Second, the Builder and Developer may not have grasped the effect of the Judgment Term. As upheld by the Court, the Judgment Term clearly stated that if the Builder or Developer defaulted under the SA for any reason, the OC would be entitled to judgment, regardless of whether the other terms of the SA could properly be carried out.

Builders and developers should always be cautious when drafting the terms of a settlement agreement to:

  • confirm that they understand how each mechanism of the settlement agreement operates, especially in relation to payment or rectification work terms; and
  • ensure that they understand the risk allocation of the settlement agreement.

As stated above, one benefit of earlier settlement negotiations is the ability to thoroughly review and understand the terms of a settlement agreement, rather than rushing to sign the agreement prior to hearing.

  1. Administering Deed – Early Communication of Issues and Disputes

The third error by the Builder and Developer was failing to proactively manage issues or disputes that arose under the SA. Examples include:

  • When the Developer failed to obtain the HBCF Policy, and the OC accordingly refused to allow the Rectification Works to commence, the Developer should have issued a notice of dispute under the SA. At the least, this would have required the parties to meet to discuss the dispute.
  • When the Builder and Developer identified they would be unable to make payment of the Settlement Sum by the agreed dates, they should have communicated these issues to the OC and proposed a new timetable for payment. This should have occurred before breaching the terms of the SA, not three months later.
  • Finally, if the Builder and Developer wished to raise a notice of dispute in relation to the payment of the Settlement Sum, they again should have done so before breaching the terms of the SA. Further, it is important to note that the Builder and Developer also failed to issue the purported notice of dispute within the required time period under the SA.

As with typical building contracts, it is essential for builders and developers to properly administer the terms of a settlement agreement, particularly where harsh consequences may arise from a default.
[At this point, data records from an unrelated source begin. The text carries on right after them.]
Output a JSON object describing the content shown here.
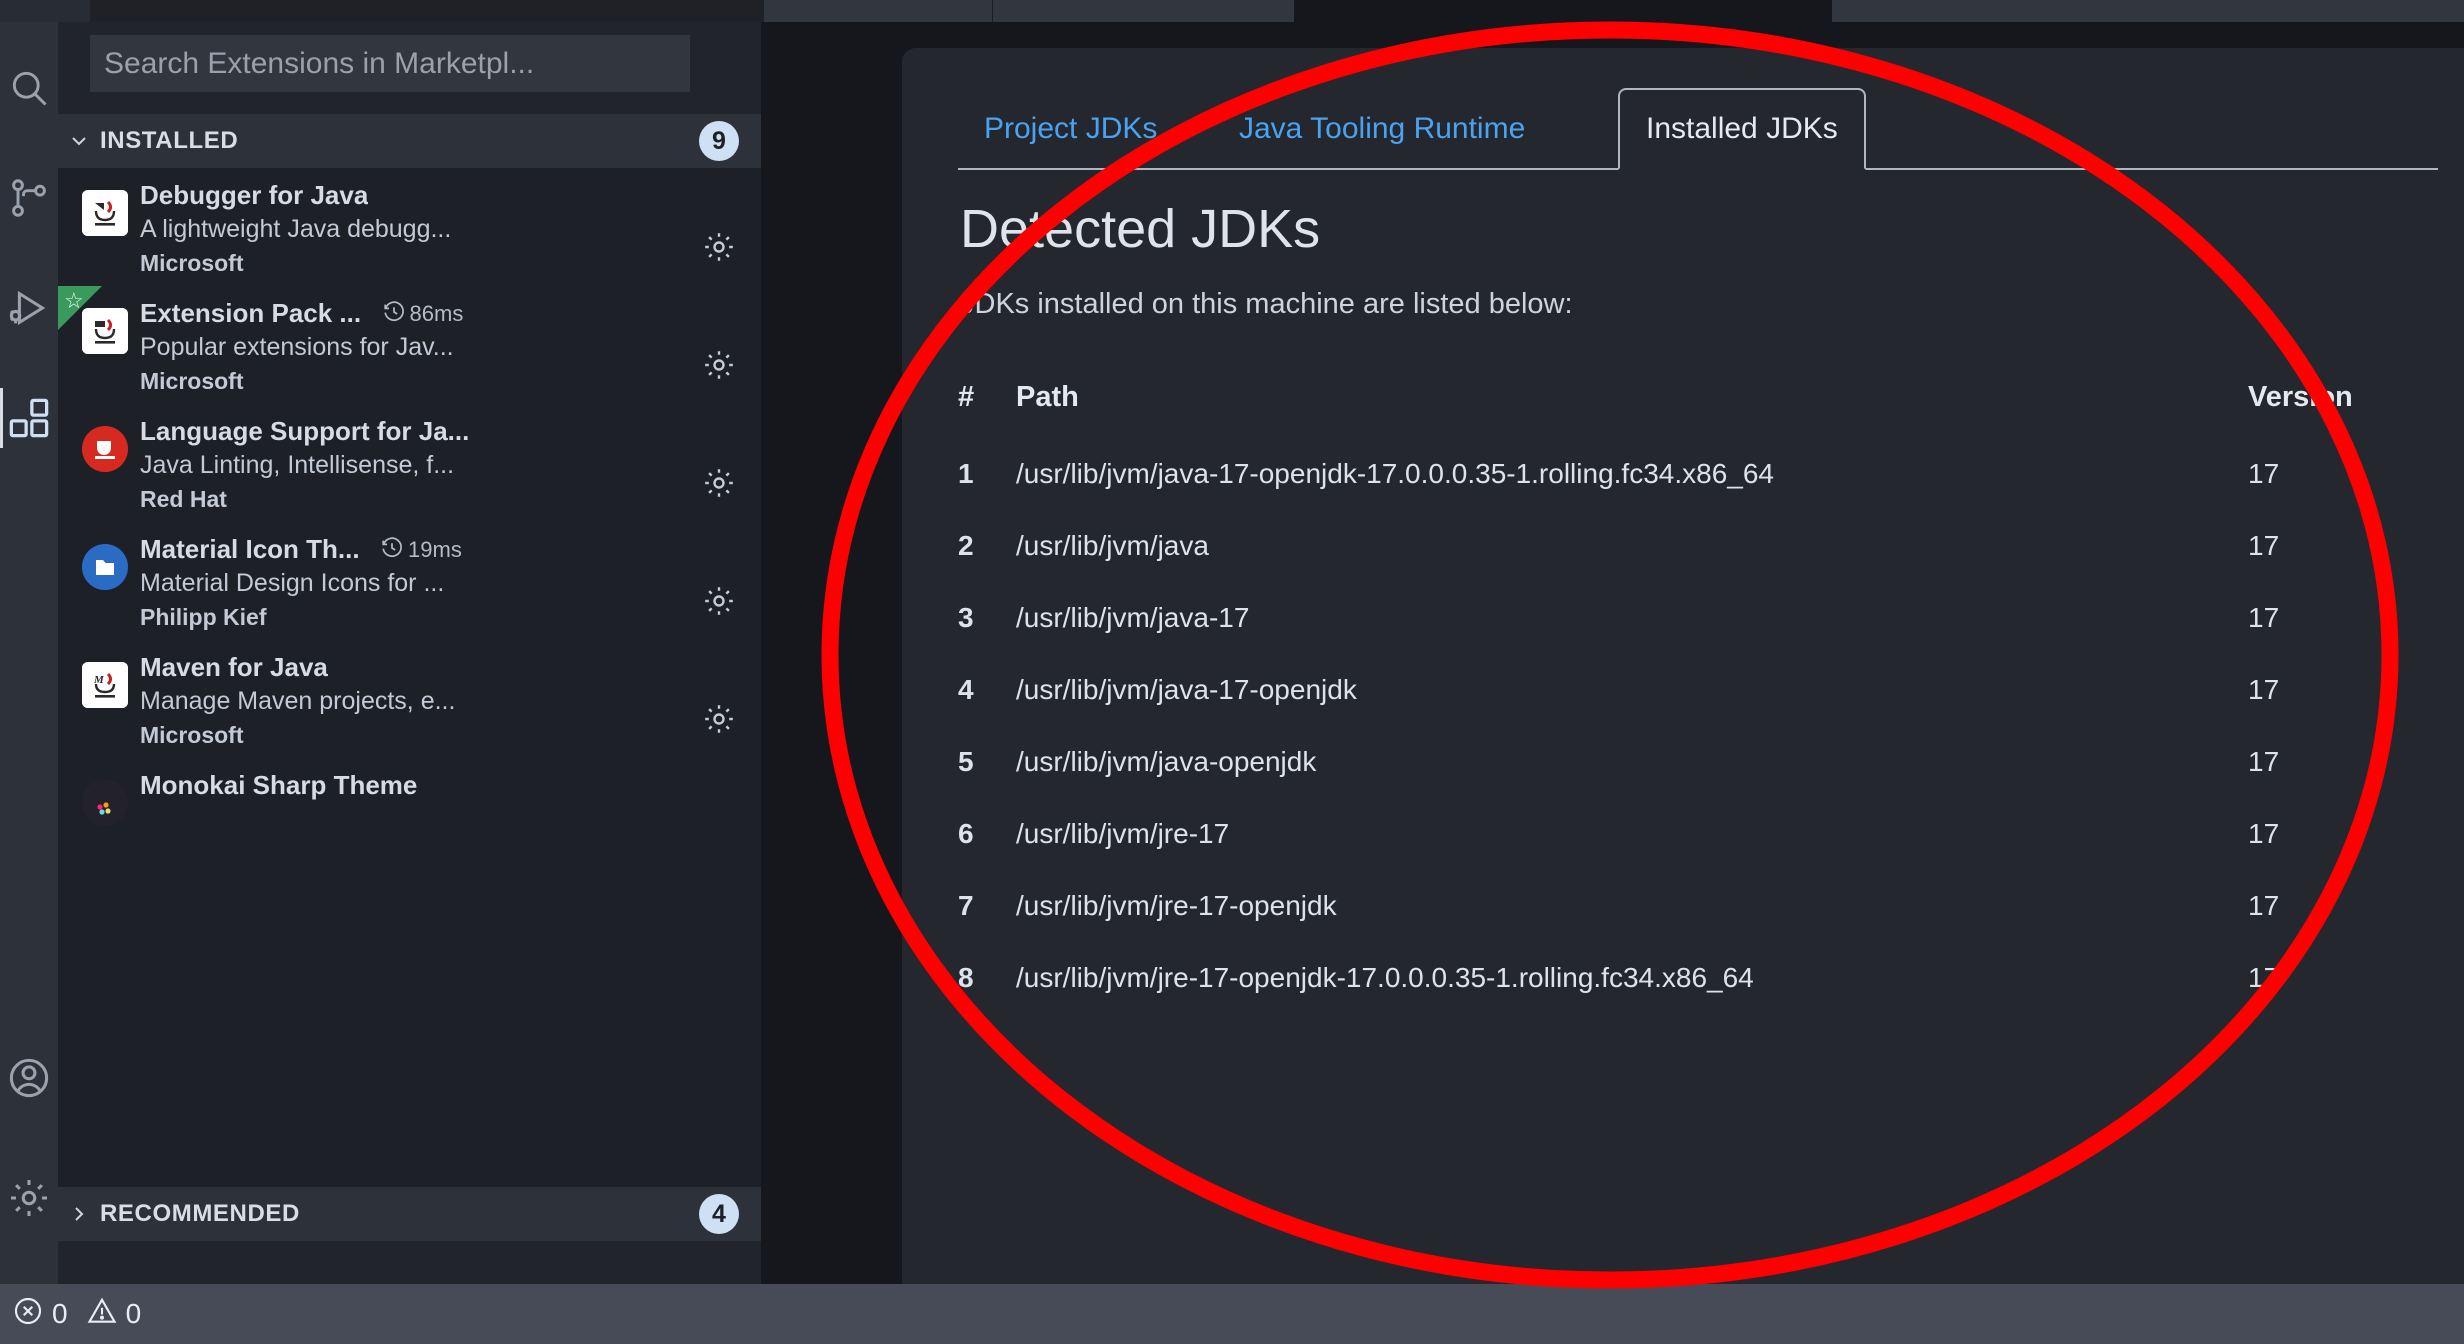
{
  "window": {
    "background": "#15171c",
    "accent_blue": "#4aa3f0",
    "annotation_color": "#ff0000"
  },
  "activity_bar": {
    "items": [
      {
        "name": "search-icon",
        "label": "Search"
      },
      {
        "name": "source-control-icon",
        "label": "Source Control"
      },
      {
        "name": "run-and-debug-icon",
        "label": "Run and Debug"
      },
      {
        "name": "extensions-icon",
        "label": "Extensions",
        "active": true
      }
    ],
    "bottom_items": [
      {
        "name": "account-icon",
        "label": "Accounts"
      },
      {
        "name": "manage-gear-icon",
        "label": "Manage"
      }
    ]
  },
  "sidebar": {
    "search": {
      "placeholder": "Search Extensions in Marketpl...",
      "value": ""
    },
    "sections": [
      {
        "title": "INSTALLED",
        "count": "9",
        "expanded": true
      },
      {
        "title": "RECOMMENDED",
        "count": "4",
        "expanded": false
      }
    ],
    "extensions": [
      {
        "name": "Debugger for Java",
        "description": "A lightweight Java debugg...",
        "publisher": "Microsoft",
        "activation_time": "",
        "icon": "java-debug-icon",
        "starred": false
      },
      {
        "name": "Extension Pack ...",
        "description": "Popular extensions for Jav...",
        "publisher": "Microsoft",
        "activation_time": "86ms",
        "icon": "java-pack-icon",
        "starred": true
      },
      {
        "name": "Language Support for Ja...",
        "description": "Java Linting, Intellisense, f...",
        "publisher": "Red Hat",
        "activation_time": "",
        "icon": "redhat-java-icon",
        "starred": false
      },
      {
        "name": "Material Icon Th...",
        "description": "Material Design Icons for ...",
        "publisher": "Philipp Kief",
        "activation_time": "19ms",
        "icon": "material-folder-icon",
        "starred": false
      },
      {
        "name": "Maven for Java",
        "description": "Manage Maven projects, e...",
        "publisher": "Microsoft",
        "activation_time": "",
        "icon": "maven-icon",
        "starred": false
      },
      {
        "name": "Monokai Sharp Theme",
        "description": "",
        "publisher": "",
        "activation_time": "",
        "icon": "monokai-icon",
        "starred": false
      }
    ]
  },
  "editor": {
    "webview": {
      "tabs": [
        {
          "label": "Project JDKs",
          "active": false
        },
        {
          "label": "Java Tooling Runtime",
          "active": false
        },
        {
          "label": "Installed JDKs",
          "active": true
        }
      ],
      "heading": "Detected JDKs",
      "subheading": "JDKs installed on this machine are listed below:",
      "table": {
        "columns": [
          "#",
          "Path",
          "Version"
        ],
        "rows": [
          {
            "num": "1",
            "path": "/usr/lib/jvm/java-17-openjdk-17.0.0.0.35-1.rolling.fc34.x86_64",
            "version": "17"
          },
          {
            "num": "2",
            "path": "/usr/lib/jvm/java",
            "version": "17"
          },
          {
            "num": "3",
            "path": "/usr/lib/jvm/java-17",
            "version": "17"
          },
          {
            "num": "4",
            "path": "/usr/lib/jvm/java-17-openjdk",
            "version": "17"
          },
          {
            "num": "5",
            "path": "/usr/lib/jvm/java-openjdk",
            "version": "17"
          },
          {
            "num": "6",
            "path": "/usr/lib/jvm/jre-17",
            "version": "17"
          },
          {
            "num": "7",
            "path": "/usr/lib/jvm/jre-17-openjdk",
            "version": "17"
          },
          {
            "num": "8",
            "path": "/usr/lib/jvm/jre-17-openjdk-17.0.0.0.35-1.rolling.fc34.x86_64",
            "version": "17"
          }
        ]
      }
    }
  },
  "status_bar": {
    "errors": "0",
    "warnings": "0"
  }
}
This includes proactive management of issues, being aware of relevant time periods for serving notices under the agreement, and serving such notices as soon as practicable. The old saying is that “an ounce of prevention is worth a pound of cure”. In Omaya, an ounce of prevention may have been worth over $1,000,000.

Conclusion

Settlement of building disputes is often advantageous, but builders and developers must be careful and considered in the negotiation, drafting and administration of settlement agreements. If in doubt, it is always best practice to seek legal advice to ensure that you are achieving the best commercial outcome under a settlement agreement.

If you wish to discuss this article or how it impacts on your business, please contact our Construction Partner, Brett Vincent.

The contents of this publication do not constitute legal advice and are for general information purposes only. You should seek legal advice regarding your particular circumstances.